The ruling marks a dramatic reversal of fortune for the U.S. Justice Department, the North Carolina chapter of the NAACP, and the League of Women Voters, which had asked the Fourth Circuit to review a lower court ruling against them.

U.S. District Court Judge Thomas Schroeder in April ruled that plaintiffs had failed to demonstrate that the law hindered Black voters’ ability to exercise political power.

The Fourth Circuit disagreed.

“In holding that the legislature did not enact the challenged provisions with discriminatory intent, the court seems to have missed the forest in carefully surveying the many trees,” Motz wrote. “This failure of perspective led the court to ignore critical facts bearing on legislative intent, including the inextricable link between race and politics in North Carolina.”
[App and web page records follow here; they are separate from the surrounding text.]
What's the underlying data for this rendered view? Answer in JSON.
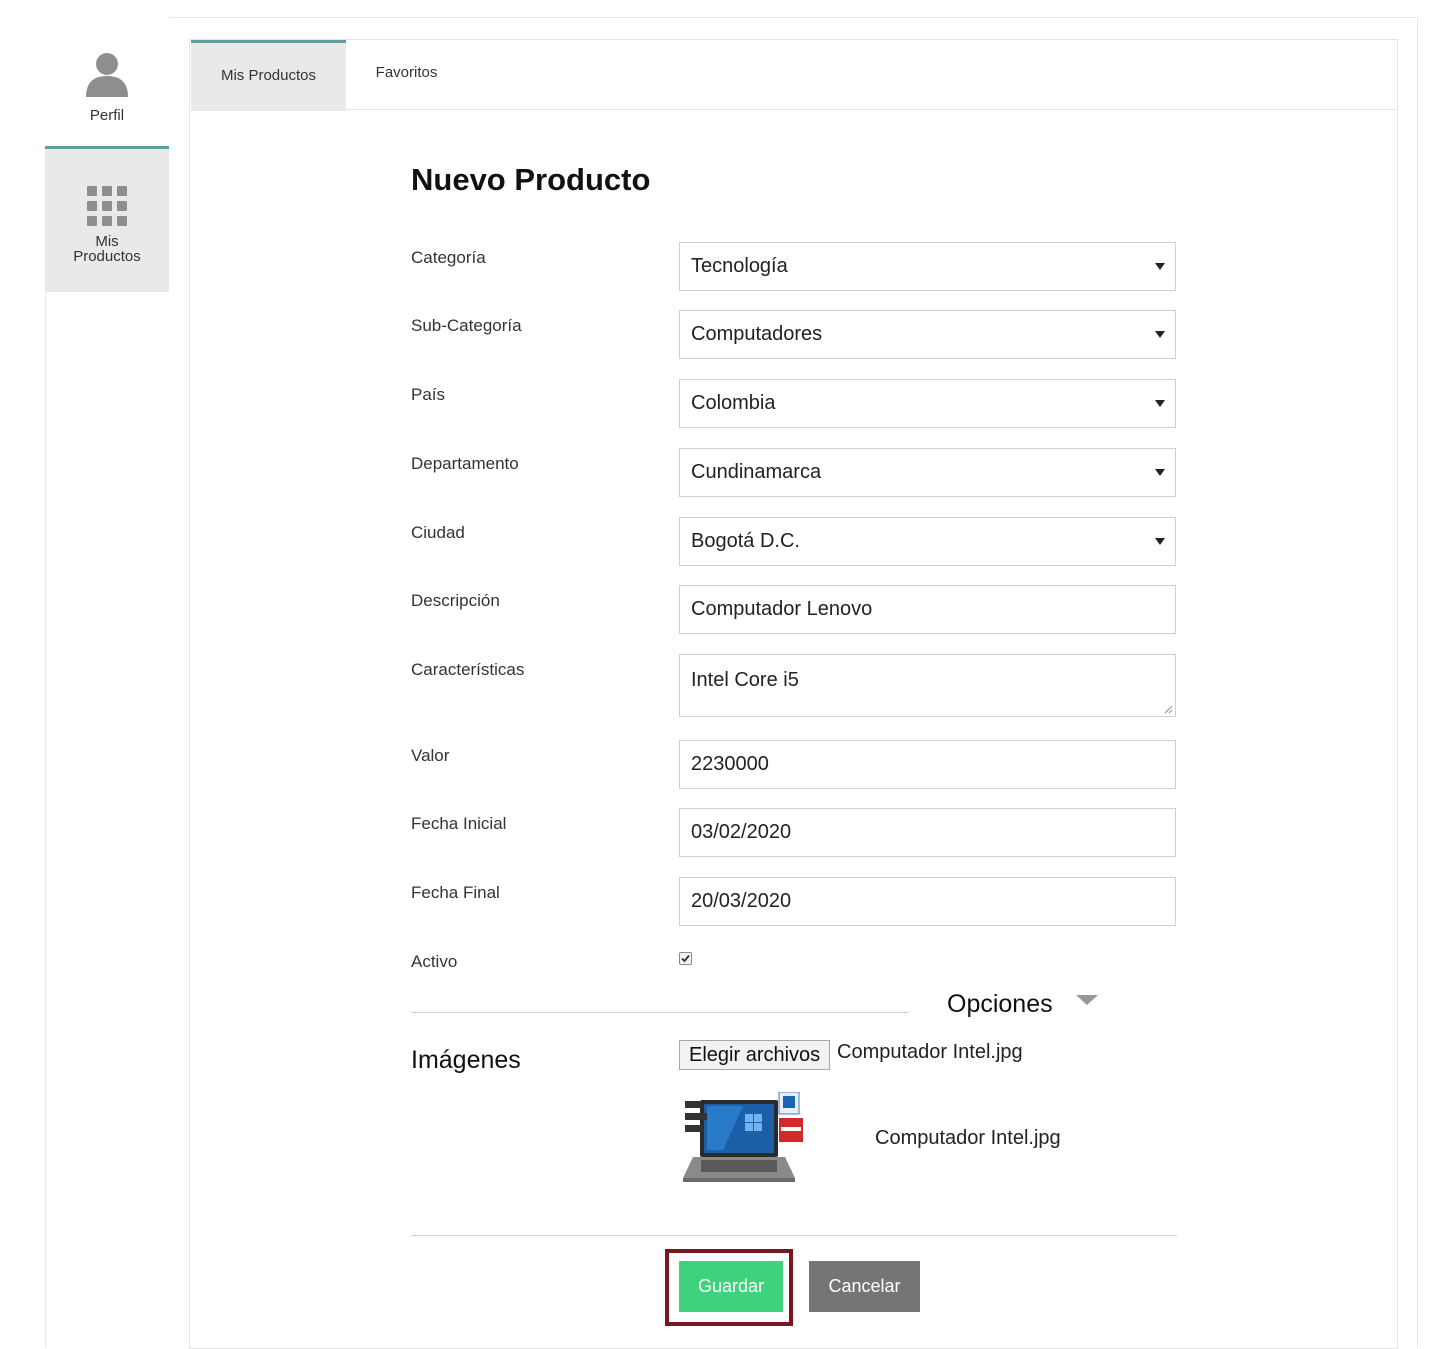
{
  "sidebar": {
    "items": [
      {
        "label": "Perfil",
        "icon": "user-icon"
      },
      {
        "label": "Mis\nProductos",
        "icon": "grid-icon"
      }
    ]
  },
  "tabs": [
    {
      "label": "Mis Productos",
      "active": true
    },
    {
      "label": "Favoritos",
      "active": false
    }
  ],
  "form": {
    "title": "Nuevo Producto",
    "fields": {
      "categoria": {
        "label": "Categoría",
        "value": "Tecnología"
      },
      "subcategoria": {
        "label": "Sub-Categoría",
        "value": "Computadores"
      },
      "pais": {
        "label": "País",
        "value": "Colombia"
      },
      "departamento": {
        "label": "Departamento",
        "value": "Cundinamarca"
      },
      "ciudad": {
        "label": "Ciudad",
        "value": "Bogotá D.C."
      },
      "descripcion": {
        "label": "Descripción",
        "value": "Computador Lenovo"
      },
      "caracteristicas": {
        "label": "Características",
        "value": "Intel Core i5"
      },
      "valor": {
        "label": "Valor",
        "value": "2230000"
      },
      "fecha_inicial": {
        "label": "Fecha Inicial",
        "value": "03/02/2020"
      },
      "fecha_final": {
        "label": "Fecha Final",
        "value": "20/03/2020"
      },
      "activo": {
        "label": "Activo",
        "checked": true
      }
    },
    "opciones_label": "Opciones",
    "imagenes": {
      "label": "Imágenes",
      "choose_button": "Elegir archivos",
      "selected_file": "Computador Intel.jpg",
      "preview_name": "Computador Intel.jpg"
    },
    "buttons": {
      "save": "Guardar",
      "cancel": "Cancelar"
    }
  },
  "colors": {
    "accent": "#5e9ea0",
    "save": "#3ed27e",
    "cancel": "#757575",
    "highlight_frame": "#7a1622"
  }
}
The Fourth Circuit noted that the Republican-dominated legislature passed the law in 2013, immediately following the U.S. Supreme Court’s ruling in Shelby v. Holder, which struck a key provision in Section 4 of the Voting Rights Act.

Section 4 is the coverage formula used to determine which states must get pre-clearance from the Department of Justice or the District Court for the District of Columbia before making any changes to election laws.
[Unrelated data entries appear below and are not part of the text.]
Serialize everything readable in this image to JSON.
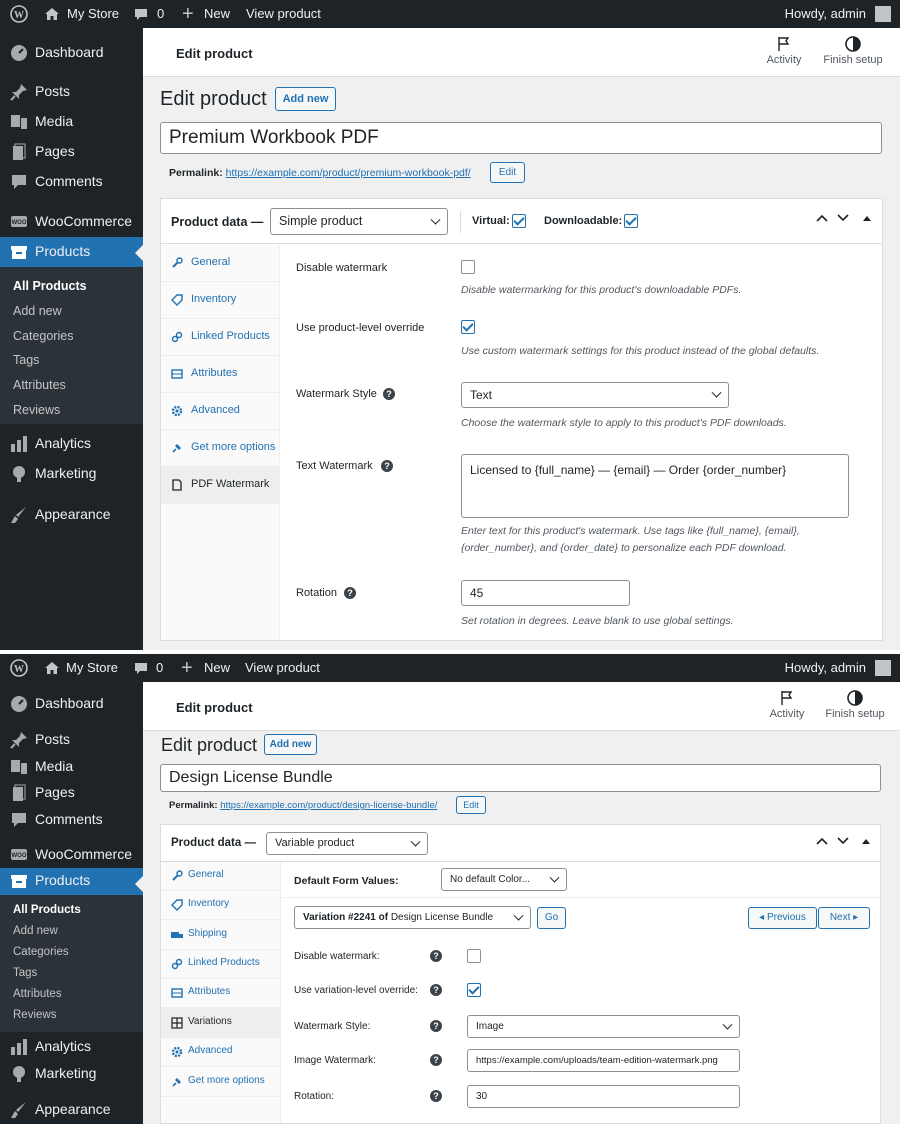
{
  "admin_bar": {
    "site_name": "My Store",
    "comments_count": "0",
    "new_label": "New",
    "view_product": "View product",
    "howdy": "Howdy, admin"
  },
  "sidebar": {
    "items": {
      "dashboard": "Dashboard",
      "posts": "Posts",
      "media": "Media",
      "pages": "Pages",
      "comments": "Comments",
      "woocommerce": "WooCommerce",
      "products": "Products",
      "analytics": "Analytics",
      "marketing": "Marketing",
      "appearance": "Appearance"
    },
    "submenu": {
      "all_products": "All Products",
      "add_new": "Add new",
      "categories": "Categories",
      "tags": "Tags",
      "attributes": "Attributes",
      "reviews": "Reviews"
    }
  },
  "header": {
    "title": "Edit product",
    "activity": "Activity",
    "finish_setup": "Finish setup"
  },
  "page": {
    "heading": "Edit product",
    "add_new": "Add new",
    "permalink_label": "Permalink:",
    "edit_button": "Edit"
  },
  "product_data": {
    "label": "Product data —",
    "virtual_label": "Virtual:",
    "downloadable_label": "Downloadable:"
  },
  "tabs": {
    "general": "General",
    "inventory": "Inventory",
    "shipping": "Shipping",
    "linked_products": "Linked Products",
    "attributes": "Attributes",
    "variations": "Variations",
    "advanced": "Advanced",
    "get_more_options": "Get more options",
    "pdf_watermark": "PDF Watermark"
  },
  "product1": {
    "title": "Premium Workbook PDF",
    "permalink": "https://example.com/product/premium-workbook-pdf/",
    "type": "Simple product",
    "virtual": true,
    "downloadable": true,
    "fields": {
      "disable_label": "Disable watermark",
      "disable_desc": "Disable watermarking for this product's downloadable PDFs.",
      "disable_checked": false,
      "override_label": "Use product-level override",
      "override_desc": "Use custom watermark settings for this product instead of the global defaults.",
      "override_checked": true,
      "style_label": "Watermark Style",
      "style_value": "Text",
      "style_desc": "Choose the watermark style to apply to this product's PDF downloads.",
      "text_label": "Text Watermark",
      "text_value": "Licensed to {full_name} — {email} — Order {order_number}",
      "text_desc_1": "Enter text for this product's watermark. Use tags like {full_name}, {email},",
      "text_desc_2": "{order_number}, and {order_date} to personalize each PDF download.",
      "rotation_label": "Rotation",
      "rotation_value": "45",
      "rotation_desc": "Set rotation in degrees. Leave blank to use global settings."
    }
  },
  "product2": {
    "title": "Design License Bundle",
    "permalink": "https://example.com/product/design-license-bundle/",
    "type": "Variable product",
    "default_form_label": "Default Form Values:",
    "default_form_value": "No default Color...",
    "variation_prefix": "Variation #2241 of",
    "variation_name": "Design License Bundle",
    "go_label": "Go",
    "previous_label": "Previous",
    "next_label": "Next",
    "fields": {
      "disable_label": "Disable watermark:",
      "disable_checked": false,
      "override_label": "Use variation-level override:",
      "override_checked": true,
      "style_label": "Watermark Style:",
      "style_value": "Image",
      "image_label": "Image Watermark:",
      "image_value": "https://example.com/uploads/team-edition-watermark.png",
      "rotation_label": "Rotation:",
      "rotation_value": "30"
    }
  }
}
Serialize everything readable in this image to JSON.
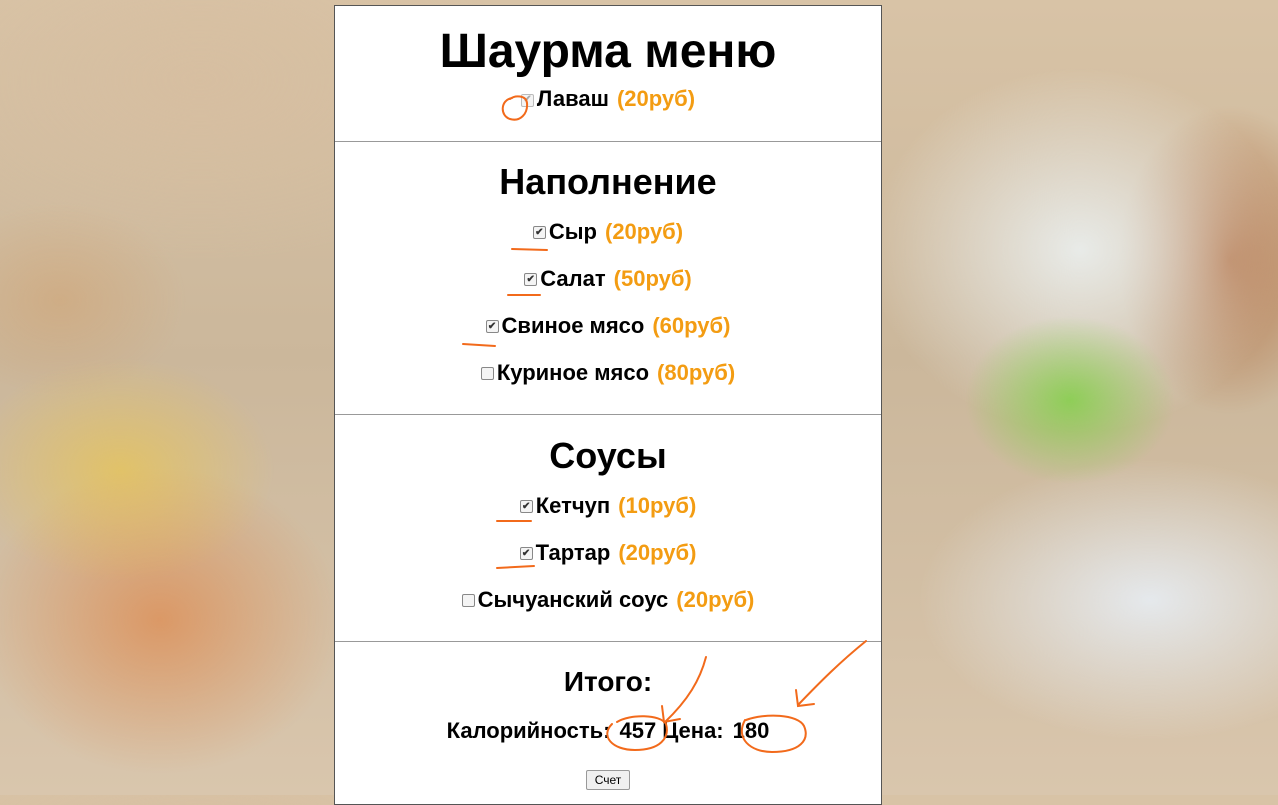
{
  "title": "Шаурма меню",
  "base": {
    "label": "Лаваш",
    "price": "(20руб)",
    "checked": true,
    "disabled": true
  },
  "fillings": {
    "heading": "Наполнение",
    "items": [
      {
        "label": "Сыр",
        "price": "(20руб)",
        "checked": true
      },
      {
        "label": "Салат",
        "price": "(50руб)",
        "checked": true
      },
      {
        "label": "Свиное мясо",
        "price": "(60руб)",
        "checked": true
      },
      {
        "label": "Куриное мясо",
        "price": "(80руб)",
        "checked": false
      }
    ]
  },
  "sauces": {
    "heading": "Соусы",
    "items": [
      {
        "label": "Кетчуп",
        "price": "(10руб)",
        "checked": true
      },
      {
        "label": "Тартар",
        "price": "(20руб)",
        "checked": true
      },
      {
        "label": "Сычуанский соус",
        "price": "(20руб)",
        "checked": false
      }
    ]
  },
  "summary": {
    "heading": "Итого:",
    "calories_label": "Калорийность:",
    "calories_value": "457",
    "price_label": "Цена:",
    "price_value": "180",
    "button_label": "Счет"
  },
  "colors": {
    "price": "#f39c12",
    "annotation": "#f26a1b"
  }
}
The day after the Supreme Court issued its ruling in Shelby, the Republican chairman of the Senate Rules Committee announced the North Carolina legislature’s intention to enact an “omnibus” election law, the appeals court noted. Before enacting the law, however, the Republican-dominated legislature requested data on the use, by race, of a number of voting practices.
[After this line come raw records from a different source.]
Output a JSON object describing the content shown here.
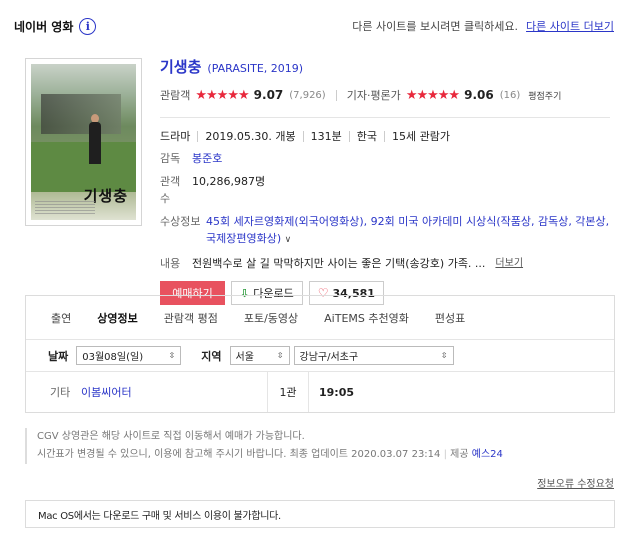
{
  "header": {
    "title": "네이버 영화",
    "info_icon": "i",
    "notice": "다른 사이트를 보시려면 클릭하세요.",
    "link": "다른 사이트 더보기"
  },
  "movie": {
    "poster_title": "기생충",
    "title_kr": "기생충",
    "title_en": "(PARASITE, 2019)",
    "audience": {
      "label": "관람객",
      "stars": "★★★★★",
      "score": "9.07",
      "count": "(7,926)"
    },
    "critic": {
      "label": "기자·평론가",
      "stars": "★★★★★",
      "score": "9.06",
      "count": "(16)",
      "action": "평점주기"
    },
    "genre": "드라마",
    "release": "2019.05.30. 개봉",
    "runtime": "131분",
    "country": "한국",
    "age": "15세 관람가",
    "director_label": "감독",
    "director": "봉준호",
    "viewers_label": "관객수",
    "viewers": "10,286,987명",
    "awards_label": "수상정보",
    "awards": "45회 세자르영화제(외국어영화상), 92회 미국 아카데미 시상식(작품상, 감독상, 각본상, 국제장편영화상)",
    "desc_label": "내용",
    "desc": "전원백수로 살 길 막막하지만 사이는 좋은 기택(송강호) 가족. ...",
    "desc_more": "더보기"
  },
  "buttons": {
    "reserve": "예매하기",
    "download": "다운로드",
    "like_count": "34,581"
  },
  "tabs": [
    "출연",
    "상영정보",
    "관람객 평점",
    "포토/동영상",
    "AiTEMS 추천영화",
    "편성표"
  ],
  "active_tab": "상영정보",
  "filter": {
    "date_label": "날짜",
    "date_value": "03월08일(일)",
    "region_label": "지역",
    "region_value": "서울",
    "district_value": "강남구/서초구"
  },
  "schedule": {
    "type": "기타",
    "theater": "이봄씨어터",
    "hall": "1관",
    "time": "19:05"
  },
  "notes": {
    "line1": "CGV 상영관은 해당 사이트로 직접 이동해서 예매가 가능합니다.",
    "line2": "시간표가 변경될 수 있으니, 이용에 참고해 주시기 바랍니다. 최종 업데이트 2020.03.07 23:14",
    "provider_label": "제공",
    "provider": "예스24"
  },
  "report_link": "정보오류 수정요청",
  "mac_notice": "Mac OS에서는 다운로드 구매 및 서비스 이용이 불가합니다."
}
After receipt of the race data, the North Carolina General Assembly enacted legislation that restricted voting and registration, all of which disproportionately burdened Black voters.

“In response to claims that intentional racial discrimination animated its actions, the State offered only meager justifications,” Motz continued. “[T]he new provisions target African Americans with almost surgical precision.”

The ruling comes a day after the Rev. Dr. William J. Barber II, president of the North Carolina chapter of the NAACP and one of the primary organizers of Moral Mondays, gave a rousing speech at the Democratic National Convention that brought convention goers to their feet.

During a protest on the first day of the trial, Barber told a crowd of about 3,500 people, “this is our Selma.”